I used to think of people who addictively and compulsively procrastinate as lazy light-speed self-gratifiers that avoided doing work because not doing it is more fun and ultimately more enjoyable than just actually doing the work itself. This is not the case at all. But still I am sorry, and I hope that in telling you why I personally never managed to get the work done, there’ll be some kind of shared intrigue between me and you about what it actually means for an individual to knowingly put-off doing something really important way past the point at which panic sets in and any genuinely rational agent would do something corrective, rather than drifting on into the dread of it all.

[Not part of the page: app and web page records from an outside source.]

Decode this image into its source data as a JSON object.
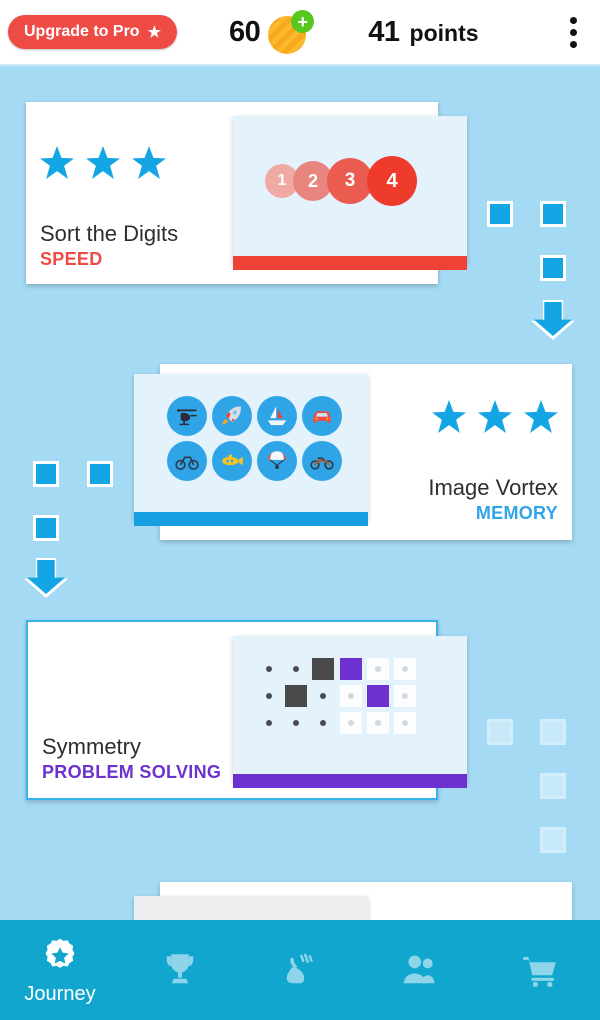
{
  "header": {
    "upgrade_label": "Upgrade to Pro",
    "upgrade_icon": "star-icon",
    "upgrade_color": "#ef4b45",
    "coin_count": "60",
    "coin_icon": "coin-icon",
    "coin_add_badge": "+",
    "points_count": "41",
    "points_label": "points",
    "overflow_icon": "kebab-menu-icon"
  },
  "journey": {
    "games": [
      {
        "title": "Sort the Digits",
        "category": "SPEED",
        "category_color": "#ef4b45",
        "accent_color": "#ee4236",
        "stars": 3,
        "selected": false,
        "thumb_type": "digits",
        "digits": [
          "1",
          "2",
          "3",
          "4"
        ]
      },
      {
        "title": "Image Vortex",
        "category": "MEMORY",
        "category_color": "#2fa5e8",
        "accent_color": "#169fe0",
        "stars": 3,
        "selected": false,
        "thumb_type": "icons",
        "icons": [
          "helicopter-icon",
          "rocket-icon",
          "sailboat-icon",
          "car-icon",
          "bicycle-icon",
          "submarine-icon",
          "parachute-icon",
          "motorcycle-icon"
        ]
      },
      {
        "title": "Symmetry",
        "category": "PROBLEM SOLVING",
        "category_color": "#6c31ce",
        "accent_color": "#6c31ce",
        "stars": 0,
        "selected": true,
        "thumb_type": "symmetry",
        "grid_left": [
          [
            "dot",
            "dot",
            "filled-dark"
          ],
          [
            "dot",
            "filled-dark",
            "dot"
          ],
          [
            "dot",
            "dot",
            "dot"
          ]
        ],
        "grid_right": [
          [
            "filled-purple",
            "blank",
            "blank"
          ],
          [
            "blank",
            "filled-purple",
            "blank"
          ],
          [
            "blank",
            "blank",
            "blank"
          ]
        ]
      }
    ],
    "path_nodes_label": "journey-path",
    "node_color": "#14a5e4",
    "node_dim_color": "#c7e8f8"
  },
  "bottom_nav": {
    "items": [
      {
        "label": "Journey",
        "icon": "journey-badge-icon",
        "active": true
      },
      {
        "label": "",
        "icon": "trophy-icon",
        "active": false
      },
      {
        "label": "",
        "icon": "workout-icon",
        "active": false
      },
      {
        "label": "",
        "icon": "friends-icon",
        "active": false
      },
      {
        "label": "",
        "icon": "cart-icon",
        "active": false
      }
    ],
    "background": "#10a6ce"
  },
  "background_color": "#a5daf5"
}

I’d pitched the idea for an article about procrastination to my editor three weeks ago, and he gave me the go-ahead. “Three weeks” is roughly akin to “a decade” when converted into student years. I was confident I’d have the requisite 800 words done within the allotted amount of time, probably with a few days’ change to boot. But as we know from Parkinson’s Adage: work expands to fill the time available for its completion. So when I’d got a few days to go before the print deadline, I’d amassed an impressive total of exactly no words for the article. The main chronological casualty was therefore just not thinking about the work because it seemed so remote. Despite the fact that this two-and-a-bit-week delay was my biggest net squandering, it completely slipped me by without anxiety.

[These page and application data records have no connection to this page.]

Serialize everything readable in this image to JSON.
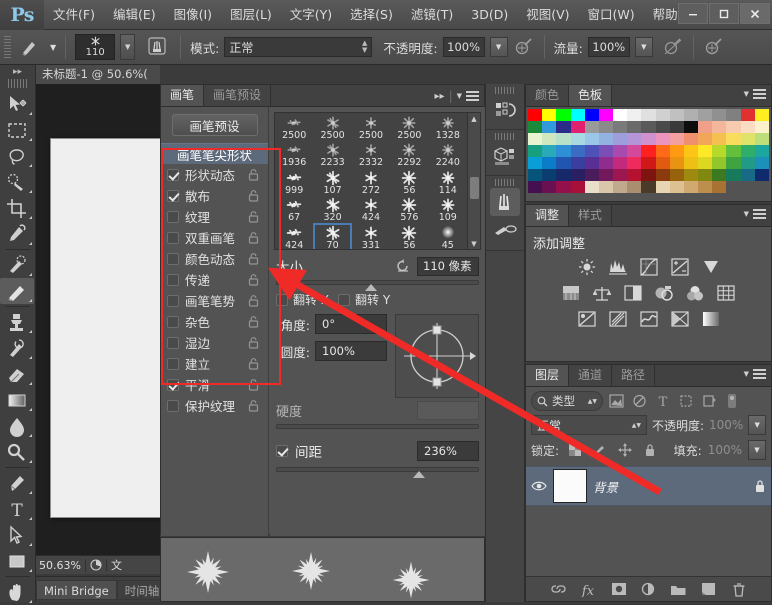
{
  "app": {
    "logo": "Ps",
    "menus": [
      "文件(F)",
      "编辑(E)",
      "图像(I)",
      "图层(L)",
      "文字(Y)",
      "选择(S)",
      "滤镜(T)",
      "3D(D)",
      "视图(V)",
      "窗口(W)",
      "帮助(H)"
    ],
    "window_buttons": {
      "minimize": "—",
      "maximize": "▢",
      "close": "✕"
    }
  },
  "options_bar": {
    "brush_preset_icon": "brush-preset-icon",
    "brush_size_value": "110",
    "airbrush_toggle_icon": "airbrush-toggle-icon",
    "mode_label": "模式:",
    "mode_value": "正常",
    "opacity_label": "不透明度:",
    "opacity_value": "100%",
    "opacity_pressure_icon": "opacity-pressure-icon",
    "flow_label": "流量:",
    "flow_value": "100%",
    "airbrush_icon": "airbrush-icon",
    "flow_pressure_icon": "flow-pressure-icon"
  },
  "toolbar": {
    "expand_icon": "double-chevron-right-icon",
    "tools": [
      {
        "name": "move-tool",
        "selected": false
      },
      {
        "name": "rectangular-marquee-tool",
        "selected": false
      },
      {
        "name": "lasso-tool",
        "selected": false
      },
      {
        "name": "quick-selection-tool",
        "selected": false
      },
      {
        "name": "crop-tool",
        "selected": false
      },
      {
        "name": "eyedropper-tool",
        "selected": false
      },
      {
        "name": "spot-healing-brush-tool",
        "selected": false
      },
      {
        "name": "brush-tool",
        "selected": true
      },
      {
        "name": "clone-stamp-tool",
        "selected": false
      },
      {
        "name": "history-brush-tool",
        "selected": false
      },
      {
        "name": "eraser-tool",
        "selected": false
      },
      {
        "name": "gradient-tool",
        "selected": false
      },
      {
        "name": "blur-tool",
        "selected": false
      },
      {
        "name": "dodge-tool",
        "selected": false
      },
      {
        "name": "pen-tool",
        "selected": false
      },
      {
        "name": "type-tool",
        "selected": false
      },
      {
        "name": "path-selection-tool",
        "selected": false
      },
      {
        "name": "rectangle-tool",
        "selected": false
      },
      {
        "name": "hand-tool",
        "selected": false
      }
    ]
  },
  "document": {
    "tab_title": "未标题-1 @ 50.6%(",
    "zoom_status": "50.63%",
    "doc_info": "文"
  },
  "bottom_tabs": [
    {
      "label": "Mini Bridge",
      "active": true
    },
    {
      "label": "时间轴",
      "active": false
    }
  ],
  "brush_panel": {
    "tabs": [
      {
        "label": "画笔",
        "active": true
      },
      {
        "label": "画笔预设",
        "active": false
      }
    ],
    "collapse_icon": "double-chevron-right-icon",
    "menu_icon": "panel-menu-icon",
    "preset_button": "画笔预设",
    "tip_shape_row": "画笔笔尖形状",
    "options": [
      {
        "label": "形状动态",
        "checked": true,
        "lock": "lock-icon"
      },
      {
        "label": "散布",
        "checked": true,
        "lock": "lock-icon"
      },
      {
        "label": "纹理",
        "checked": false,
        "lock": "lock-icon"
      },
      {
        "label": "双重画笔",
        "checked": false,
        "lock": "lock-icon"
      },
      {
        "label": "颜色动态",
        "checked": false,
        "lock": "lock-icon"
      },
      {
        "label": "传递",
        "checked": false,
        "lock": "lock-icon"
      },
      {
        "label": "画笔笔势",
        "checked": false,
        "lock": "lock-icon"
      },
      {
        "label": "杂色",
        "checked": false,
        "lock": "lock-icon"
      },
      {
        "label": "湿边",
        "checked": false,
        "lock": "lock-icon"
      },
      {
        "label": "建立",
        "checked": false,
        "lock": "lock-icon"
      },
      {
        "label": "平滑",
        "checked": true,
        "lock": "lock-icon"
      },
      {
        "label": "保护纹理",
        "checked": false,
        "lock": "lock-icon"
      }
    ],
    "tips": [
      {
        "size": "2500",
        "selected": false
      },
      {
        "size": "2500",
        "selected": false
      },
      {
        "size": "2500",
        "selected": false
      },
      {
        "size": "2500",
        "selected": false
      },
      {
        "size": "1328",
        "selected": false
      },
      {
        "size": "1936",
        "selected": false
      },
      {
        "size": "2233",
        "selected": false
      },
      {
        "size": "2332",
        "selected": false
      },
      {
        "size": "2292",
        "selected": false
      },
      {
        "size": "2240",
        "selected": false
      },
      {
        "size": "999",
        "selected": false
      },
      {
        "size": "107",
        "selected": false
      },
      {
        "size": "272",
        "selected": false
      },
      {
        "size": "56",
        "selected": false
      },
      {
        "size": "114",
        "selected": false
      },
      {
        "size": "67",
        "selected": false
      },
      {
        "size": "320",
        "selected": false
      },
      {
        "size": "424",
        "selected": false
      },
      {
        "size": "576",
        "selected": false
      },
      {
        "size": "109",
        "selected": false
      },
      {
        "size": "424",
        "selected": false
      },
      {
        "size": "70",
        "selected": true
      },
      {
        "size": "331",
        "selected": false
      },
      {
        "size": "56",
        "selected": false
      },
      {
        "size": "45",
        "selected": false
      }
    ],
    "size_label": "大小",
    "size_reset_icon": "reset-icon",
    "size_value": "110 像素",
    "flip_x_label": "翻转 X",
    "flip_x_checked": false,
    "flip_y_label": "翻转 Y",
    "flip_y_checked": false,
    "angle_label": "角度:",
    "angle_value": "0°",
    "roundness_label": "圆度:",
    "roundness_value": "100%",
    "hardness_label": "硬度",
    "hardness_value": "",
    "spacing_label": "间距",
    "spacing_checked": true,
    "spacing_value": "236%"
  },
  "dock_strip": {
    "groups": [
      [
        {
          "name": "history-actions-icon",
          "selected": false
        }
      ],
      [
        {
          "name": "3d-properties-icon",
          "selected": false
        }
      ],
      [
        {
          "name": "brush-panel-icon",
          "selected": true
        },
        {
          "name": "brush-presets-icon",
          "selected": false
        }
      ]
    ]
  },
  "color_panel": {
    "tabs": [
      {
        "label": "颜色",
        "active": false
      },
      {
        "label": "色板",
        "active": true
      }
    ],
    "menu_icon": "panel-menu-icon",
    "swatch_rows": [
      [
        "#ff0000",
        "#ffff00",
        "#00ff00",
        "#00ffff",
        "#0000ff",
        "#ff00ff",
        "#ffffff",
        "#f0f0f0",
        "#e0e0e0",
        "#d0d0d0",
        "#c0c0c0",
        "#b0b0b0",
        "#a0a0a0",
        "#909090",
        "#808080",
        "#e03030",
        "#ffee20"
      ],
      [
        "#1a8a3a",
        "#3399dd",
        "#2b2b8a",
        "#e0216f",
        "#9a9a9a",
        "#8a8a8a",
        "#7a7a7a",
        "#6a6a6a",
        "#5a5a5a",
        "#4a4a4a",
        "#3a3a3a",
        "#0d0d0d",
        "#f0a088",
        "#f5b79c",
        "#f7cbb0",
        "#fadcc2",
        "#fdf0cc"
      ],
      [
        "#e8f3d0",
        "#cfe8bf",
        "#b9e0c8",
        "#a8d8e2",
        "#9cc6e8",
        "#93b2e0",
        "#9d9edb",
        "#b496d8",
        "#cf92cf",
        "#eb94bd",
        "#f4a0a0",
        "#ef8f6d",
        "#f2a65a",
        "#f6bf52",
        "#f8dc5e",
        "#dfe36a",
        "#bede7a"
      ],
      [
        "#17a080",
        "#2aa9b8",
        "#2f8fd6",
        "#3a6cc4",
        "#4e52b8",
        "#7a4eb5",
        "#a74cae",
        "#d44a9a",
        "#ff2020",
        "#ff6a18",
        "#ff9a12",
        "#ffc418",
        "#ffe825",
        "#b6d92a",
        "#63bf3c",
        "#2fae6a",
        "#1ba6a0"
      ],
      [
        "#0a9ed8",
        "#0b7cc8",
        "#2055b0",
        "#3a3f9e",
        "#5a2f95",
        "#8f2d8e",
        "#c22b7d",
        "#ef2a5c",
        "#d01818",
        "#e05a12",
        "#e89412",
        "#eec016",
        "#dcd821",
        "#93c62a",
        "#3fa33f",
        "#219a88",
        "#1b90b8"
      ],
      [
        "#07547a",
        "#0a3d70",
        "#16296a",
        "#2a1f63",
        "#4a1c5c",
        "#73185a",
        "#9c1650",
        "#b41230",
        "#7d1410",
        "#8a3a0c",
        "#96620c",
        "#9e8a10",
        "#80880f",
        "#3c7a22",
        "#177a5a",
        "#186a86",
        "#102a6e"
      ],
      [
        "#45104f",
        "#6a1050",
        "#93104a",
        "#a8103a",
        "#eadfc8",
        "#d9c6ab",
        "#c0a98c",
        "#a98f70",
        "#4a3a28",
        "#e8d6b2",
        "#dcc193",
        "#cfa96f",
        "#bd8f4e",
        "#a87232",
        "",
        "",
        "",
        ""
      ]
    ]
  },
  "adjust_panel": {
    "tabs": [
      {
        "label": "调整",
        "active": true
      },
      {
        "label": "样式",
        "active": false
      }
    ],
    "menu_icon": "panel-menu-icon",
    "title": "添加调整",
    "rows": [
      [
        "brightness-contrast-icon",
        "levels-icon",
        "curves-icon",
        "exposure-icon",
        "vibrance-icon"
      ],
      [
        "hue-saturation-icon",
        "color-balance-icon",
        "black-white-icon",
        "photo-filter-icon",
        "channel-mixer-icon",
        "color-lookup-icon"
      ],
      [
        "invert-icon",
        "posterize-icon",
        "threshold-icon",
        "selective-color-icon",
        "gradient-map-icon"
      ]
    ]
  },
  "layers_panel": {
    "tabs": [
      {
        "label": "图层",
        "active": true
      },
      {
        "label": "通道",
        "active": false
      },
      {
        "label": "路径",
        "active": false
      }
    ],
    "menu_icon": "panel-menu-icon",
    "filter_label": "类型",
    "filter_icon": "search-icon",
    "filter_type_icons": [
      "pixel-filter-icon",
      "adjustment-filter-icon",
      "type-filter-icon",
      "shape-filter-icon",
      "smart-object-filter-icon"
    ],
    "filter_toggle_icon": "filter-toggle-icon",
    "blend_mode": "正常",
    "opacity_label": "不透明度:",
    "opacity_value": "100%",
    "lock_label": "锁定:",
    "lock_icons": [
      "lock-transparent-icon",
      "lock-image-icon",
      "lock-position-icon",
      "lock-all-icon"
    ],
    "fill_label": "填充:",
    "fill_value": "100%",
    "layers": [
      {
        "name": "背景",
        "visible": true,
        "locked": true,
        "visibility_icon": "eye-icon",
        "lock_icon": "lock-icon"
      }
    ],
    "footer_icons": [
      "link-layers-icon",
      "layer-style-icon",
      "layer-mask-icon",
      "new-adjustment-layer-icon",
      "new-group-icon",
      "new-layer-icon",
      "delete-layer-icon"
    ]
  },
  "annotations": {
    "highlight_box": "red-highlight-rectangle",
    "arrow": "red-arrow-pointing-to-size-slider",
    "accent_color": "#ef2a27"
  }
}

It was in the last couple of days, when the work became burningly urgent, that the real suffering began. One of the days was spent sat at the desk always about to work, but instead of starting at any point I frittered away the time doing a series of increasingly arcane internet quizzes and then deciding I deserved a beer at about 16:00, which turned into seven. The second day I decided I couldn’t face wasting another day just sat at the desk doing nothing, so I bravely resolved to waste the day outside doing nothing. I walked around the city walls by myself listening to Kendrick Lamar’s new album, followed by eleven episodes of Melvyn Bragg’s bottomlessly diverting radio show In Our Time, all without feeling lonely or bored as I definitely would’ve done without a deadline hanging over me. When I got home, I was cold and tired and pointlessly conversant with Zeno’s Paradox.
I was clearly in no fit state to work, so instead of working I decided that I would make some dinner and get an early night’s sleep so that I could be fresh and alert for a hard day’s work in the morning. I decided I’d get a pizza, so I went online and tried to find a valid Domino’s Pizza discount code for three hours straight. This, combined with the litre of coffee I’d shakily quaffed to help with the Turing-esque code search, and the general anxiety about the amount of work ahead, meant that I lay awake in bed starring at my starkly shadowed bedroom ceiling until 04:30, at which point I could feel my pulse in my eyes. The only thing for it was to snaffle about five times the recommended dose of Nytol, which would guarantee a refreshing night’s sleep.
It was not a refreshing night’s sleep. I woke up at 13:00 the next day feeling lobotomized and panicked. I had just a few hours to go. I used to calm myself as a teenager by walking along the same two-mile road circuit in my hometown in West Yorkshire, but evidently there was no time to get back there on the train and get the work done the same day. So as an appropriate ersatz, I went on Google Street View and did the whole route, one excruciating click at a time, virtually travelling deeper into my organisational morass. The only sense of relief I got from the experience was the sweet release of watching the deadline go past, safe in the knowledge that I was now irreversibly buggered, so I might as well relax.
Procrastination promises pleasure now and pain later, the mental equivalent of a pay-day lender pedalling instant satisfaction at an unspoken pernicious rate of interest. But it’s actually much more serious than that, because the satisfaction never comes. What comes instead is dread. Dread, accompanied by the dreadful knowledge that you will find yourself in it again when the next deadline bares its deadliness down on you. I’m sorry the article never came together – I hope this won’t happen again.